Element data from apps and pages:

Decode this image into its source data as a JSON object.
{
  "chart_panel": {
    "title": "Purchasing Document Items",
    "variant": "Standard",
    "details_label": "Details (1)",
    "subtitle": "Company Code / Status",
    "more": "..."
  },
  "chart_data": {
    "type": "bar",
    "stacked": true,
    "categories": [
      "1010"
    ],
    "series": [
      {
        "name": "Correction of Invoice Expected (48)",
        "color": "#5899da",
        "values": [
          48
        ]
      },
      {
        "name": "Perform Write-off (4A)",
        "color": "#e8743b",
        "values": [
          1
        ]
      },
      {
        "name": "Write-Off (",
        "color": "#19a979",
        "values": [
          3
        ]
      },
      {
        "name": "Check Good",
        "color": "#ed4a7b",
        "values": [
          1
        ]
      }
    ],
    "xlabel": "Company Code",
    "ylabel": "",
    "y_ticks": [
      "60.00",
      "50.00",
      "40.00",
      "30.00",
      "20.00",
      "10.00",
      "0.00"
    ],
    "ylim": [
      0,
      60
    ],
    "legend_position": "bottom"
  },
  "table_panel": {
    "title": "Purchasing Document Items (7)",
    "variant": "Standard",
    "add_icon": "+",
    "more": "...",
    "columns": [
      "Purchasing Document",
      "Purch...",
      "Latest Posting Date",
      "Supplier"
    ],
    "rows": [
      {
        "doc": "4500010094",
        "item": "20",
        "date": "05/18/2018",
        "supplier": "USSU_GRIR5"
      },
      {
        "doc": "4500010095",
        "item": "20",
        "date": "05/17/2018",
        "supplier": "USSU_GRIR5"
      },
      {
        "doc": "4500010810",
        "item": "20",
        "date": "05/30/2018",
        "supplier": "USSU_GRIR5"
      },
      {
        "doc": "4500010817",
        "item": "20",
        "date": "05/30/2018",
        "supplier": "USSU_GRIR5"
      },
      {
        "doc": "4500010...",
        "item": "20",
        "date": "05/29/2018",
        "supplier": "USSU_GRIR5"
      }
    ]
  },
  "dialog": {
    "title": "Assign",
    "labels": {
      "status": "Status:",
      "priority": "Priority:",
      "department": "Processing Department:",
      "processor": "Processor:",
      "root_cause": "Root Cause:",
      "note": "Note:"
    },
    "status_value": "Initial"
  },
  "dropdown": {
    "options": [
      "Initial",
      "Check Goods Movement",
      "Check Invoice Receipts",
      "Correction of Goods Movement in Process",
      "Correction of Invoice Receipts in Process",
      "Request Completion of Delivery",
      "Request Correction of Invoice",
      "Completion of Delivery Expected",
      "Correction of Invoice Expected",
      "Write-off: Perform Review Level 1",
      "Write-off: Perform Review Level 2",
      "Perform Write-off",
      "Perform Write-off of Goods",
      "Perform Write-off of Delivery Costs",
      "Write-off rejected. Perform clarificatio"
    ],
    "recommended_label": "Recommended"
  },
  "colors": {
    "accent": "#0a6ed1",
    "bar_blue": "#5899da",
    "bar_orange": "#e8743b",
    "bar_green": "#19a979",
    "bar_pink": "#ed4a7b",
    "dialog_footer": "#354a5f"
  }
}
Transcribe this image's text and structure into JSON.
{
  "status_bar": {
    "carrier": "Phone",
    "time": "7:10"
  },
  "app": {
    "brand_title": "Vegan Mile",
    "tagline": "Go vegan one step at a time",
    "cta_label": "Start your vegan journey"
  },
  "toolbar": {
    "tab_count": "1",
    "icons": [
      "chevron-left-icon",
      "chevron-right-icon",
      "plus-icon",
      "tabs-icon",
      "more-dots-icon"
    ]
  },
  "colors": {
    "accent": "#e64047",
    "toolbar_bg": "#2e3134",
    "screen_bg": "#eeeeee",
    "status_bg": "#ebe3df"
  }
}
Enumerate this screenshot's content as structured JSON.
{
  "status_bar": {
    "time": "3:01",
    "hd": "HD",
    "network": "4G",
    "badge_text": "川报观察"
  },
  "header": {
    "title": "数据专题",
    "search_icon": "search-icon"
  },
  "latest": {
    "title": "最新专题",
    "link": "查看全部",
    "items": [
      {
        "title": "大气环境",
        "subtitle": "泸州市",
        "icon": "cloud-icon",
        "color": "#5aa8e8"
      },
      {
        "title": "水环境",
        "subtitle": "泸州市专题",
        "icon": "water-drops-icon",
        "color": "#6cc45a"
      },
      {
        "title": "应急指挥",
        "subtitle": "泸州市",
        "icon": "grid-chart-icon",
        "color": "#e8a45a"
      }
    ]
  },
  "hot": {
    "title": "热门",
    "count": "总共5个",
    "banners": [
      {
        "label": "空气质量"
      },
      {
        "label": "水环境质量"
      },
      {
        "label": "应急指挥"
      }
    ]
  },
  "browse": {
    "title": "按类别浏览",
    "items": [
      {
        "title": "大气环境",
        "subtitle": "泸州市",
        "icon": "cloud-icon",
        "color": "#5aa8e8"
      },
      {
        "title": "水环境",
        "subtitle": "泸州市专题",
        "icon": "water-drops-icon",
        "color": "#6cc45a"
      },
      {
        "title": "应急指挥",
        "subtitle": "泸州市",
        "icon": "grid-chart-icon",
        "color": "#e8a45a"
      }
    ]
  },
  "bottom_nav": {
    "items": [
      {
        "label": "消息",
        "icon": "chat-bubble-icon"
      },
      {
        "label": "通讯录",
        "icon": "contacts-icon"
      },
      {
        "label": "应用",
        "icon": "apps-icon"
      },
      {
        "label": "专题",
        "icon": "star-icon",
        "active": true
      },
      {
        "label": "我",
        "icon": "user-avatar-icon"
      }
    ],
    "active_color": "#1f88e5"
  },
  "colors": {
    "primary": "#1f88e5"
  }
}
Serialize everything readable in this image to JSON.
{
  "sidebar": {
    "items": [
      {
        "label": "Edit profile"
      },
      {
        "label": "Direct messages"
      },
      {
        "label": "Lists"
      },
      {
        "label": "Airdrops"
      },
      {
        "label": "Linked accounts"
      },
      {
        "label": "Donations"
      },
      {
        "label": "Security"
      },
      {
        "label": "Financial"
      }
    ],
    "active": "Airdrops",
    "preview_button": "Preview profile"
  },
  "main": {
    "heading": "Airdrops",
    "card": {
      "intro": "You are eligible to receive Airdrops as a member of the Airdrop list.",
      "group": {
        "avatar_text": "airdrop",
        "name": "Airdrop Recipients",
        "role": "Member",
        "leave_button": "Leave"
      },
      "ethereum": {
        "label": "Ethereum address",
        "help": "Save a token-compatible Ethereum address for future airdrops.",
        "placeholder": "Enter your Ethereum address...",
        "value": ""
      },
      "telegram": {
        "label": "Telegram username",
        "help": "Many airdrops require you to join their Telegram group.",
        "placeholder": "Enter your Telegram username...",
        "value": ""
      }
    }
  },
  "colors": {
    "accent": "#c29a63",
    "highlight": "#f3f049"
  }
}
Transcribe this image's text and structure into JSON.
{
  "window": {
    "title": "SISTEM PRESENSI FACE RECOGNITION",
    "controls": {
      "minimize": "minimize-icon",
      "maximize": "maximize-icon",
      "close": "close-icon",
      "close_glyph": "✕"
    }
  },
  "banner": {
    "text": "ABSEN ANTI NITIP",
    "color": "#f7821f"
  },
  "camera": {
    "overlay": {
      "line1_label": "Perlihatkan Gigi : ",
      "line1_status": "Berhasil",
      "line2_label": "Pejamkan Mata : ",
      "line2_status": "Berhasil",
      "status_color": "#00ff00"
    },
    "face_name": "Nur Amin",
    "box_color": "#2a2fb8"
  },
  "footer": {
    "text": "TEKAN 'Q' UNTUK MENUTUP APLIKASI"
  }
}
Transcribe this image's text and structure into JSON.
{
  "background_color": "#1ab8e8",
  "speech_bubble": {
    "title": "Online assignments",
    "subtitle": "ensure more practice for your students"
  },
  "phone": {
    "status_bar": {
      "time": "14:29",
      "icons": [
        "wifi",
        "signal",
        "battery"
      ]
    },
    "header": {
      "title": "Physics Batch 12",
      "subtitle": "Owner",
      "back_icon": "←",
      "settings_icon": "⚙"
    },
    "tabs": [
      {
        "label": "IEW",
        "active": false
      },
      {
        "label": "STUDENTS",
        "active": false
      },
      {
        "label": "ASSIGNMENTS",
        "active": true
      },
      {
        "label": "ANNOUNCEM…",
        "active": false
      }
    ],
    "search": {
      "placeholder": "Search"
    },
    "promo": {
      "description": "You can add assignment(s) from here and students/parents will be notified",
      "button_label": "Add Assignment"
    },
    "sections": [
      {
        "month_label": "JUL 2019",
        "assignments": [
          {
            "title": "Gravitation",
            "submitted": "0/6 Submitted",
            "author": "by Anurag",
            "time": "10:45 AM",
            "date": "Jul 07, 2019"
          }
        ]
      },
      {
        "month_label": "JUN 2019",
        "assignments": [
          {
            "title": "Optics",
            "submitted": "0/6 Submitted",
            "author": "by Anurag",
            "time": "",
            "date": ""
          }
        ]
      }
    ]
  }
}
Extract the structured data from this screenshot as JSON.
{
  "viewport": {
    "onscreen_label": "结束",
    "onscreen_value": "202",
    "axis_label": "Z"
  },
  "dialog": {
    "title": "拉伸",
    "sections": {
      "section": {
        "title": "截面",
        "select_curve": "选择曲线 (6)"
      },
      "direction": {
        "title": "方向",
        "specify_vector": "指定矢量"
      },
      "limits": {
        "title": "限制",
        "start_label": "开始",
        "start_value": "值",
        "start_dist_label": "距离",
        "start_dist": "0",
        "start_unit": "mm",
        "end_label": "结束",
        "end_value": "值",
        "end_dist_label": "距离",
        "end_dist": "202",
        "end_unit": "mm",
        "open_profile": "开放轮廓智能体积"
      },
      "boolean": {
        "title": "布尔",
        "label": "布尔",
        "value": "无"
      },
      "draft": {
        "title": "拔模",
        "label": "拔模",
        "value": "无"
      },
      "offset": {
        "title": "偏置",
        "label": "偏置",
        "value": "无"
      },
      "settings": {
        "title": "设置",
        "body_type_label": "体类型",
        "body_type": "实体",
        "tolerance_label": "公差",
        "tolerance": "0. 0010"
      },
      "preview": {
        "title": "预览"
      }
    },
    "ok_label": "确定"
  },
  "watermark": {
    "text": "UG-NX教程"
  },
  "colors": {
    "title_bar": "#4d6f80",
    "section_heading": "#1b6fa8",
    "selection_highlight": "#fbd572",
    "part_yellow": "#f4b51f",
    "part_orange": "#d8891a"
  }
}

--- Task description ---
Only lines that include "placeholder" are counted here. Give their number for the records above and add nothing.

--- Solution for this task ---
3